### [Work task]
What follows is a set of records; repeat all of them exactly.

##### Records supplied #####

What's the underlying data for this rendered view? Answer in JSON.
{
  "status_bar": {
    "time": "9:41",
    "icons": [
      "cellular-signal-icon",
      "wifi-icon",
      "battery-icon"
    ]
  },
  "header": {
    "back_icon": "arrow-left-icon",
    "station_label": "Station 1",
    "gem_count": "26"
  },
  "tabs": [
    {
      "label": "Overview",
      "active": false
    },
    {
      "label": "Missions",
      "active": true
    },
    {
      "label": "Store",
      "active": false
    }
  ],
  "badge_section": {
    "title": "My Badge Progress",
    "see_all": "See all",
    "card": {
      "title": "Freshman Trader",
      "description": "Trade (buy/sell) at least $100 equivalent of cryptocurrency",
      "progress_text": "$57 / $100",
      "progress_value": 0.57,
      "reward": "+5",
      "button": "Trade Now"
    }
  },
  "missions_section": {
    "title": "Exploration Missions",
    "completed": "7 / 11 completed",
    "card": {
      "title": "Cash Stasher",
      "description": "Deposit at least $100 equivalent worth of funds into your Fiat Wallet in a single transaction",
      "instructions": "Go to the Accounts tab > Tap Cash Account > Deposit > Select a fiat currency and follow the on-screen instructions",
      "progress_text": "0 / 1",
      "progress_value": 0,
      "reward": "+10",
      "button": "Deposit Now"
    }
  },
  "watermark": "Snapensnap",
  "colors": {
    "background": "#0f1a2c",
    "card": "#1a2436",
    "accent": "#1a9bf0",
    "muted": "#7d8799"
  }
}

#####

### [Answer area]
What's the underlying data for this rendered view? Answer in JSON.
{
  "status_bar": {
    "time": "9:41",
    "icons": [
      "cellular-signal-icon",
      "wifi-icon",
      "battery-icon"
    ]
  },
  "header": {
    "back_icon": "arrow-left-icon",
    "station_label": "Station 1",
    "gem_count": "26"
  },
  "tabs": [
    {
      "label": "Overview",
      "active": false
    },
    {
      "label": "Missions",
      "active": true
    },
    {
      "label": "Store",
      "active": false
    }
  ],
  "badge_section": {
    "title": "My Badge Progress",
    "see_all": "See all",
    "card": {
      "title": "Freshman Trader",
      "description": "Trade (buy/sell) at least $100 equivalent of cryptocurrency",
      "progress_text": "$57 / $100",
      "progress_value": 0.57,
      "reward": "+5",
      "button": "Trade Now"
    }
  },
  "missions_section": {
    "title": "Exploration Missions",
    "completed": "7 / 11 completed",
    "card": {
      "title": "Cash Stasher",
      "description": "Deposit at least $100 equivalent worth of funds into your Fiat Wallet in a single transaction",
      "instructions": "Go to the Accounts tab > Tap Cash Account > Deposit > Select a fiat currency and follow the on-screen instructions",
      "progress_text": "0 / 1",
      "progress_value": 0,
      "reward": "+10",
      "button": "Deposit Now"
    }
  },
  "watermark": "Snapensnap",
  "colors": {
    "background": "#0f1a2c",
    "card": "#1a2436",
    "accent": "#1a9bf0",
    "muted": "#7d8799"
  }
}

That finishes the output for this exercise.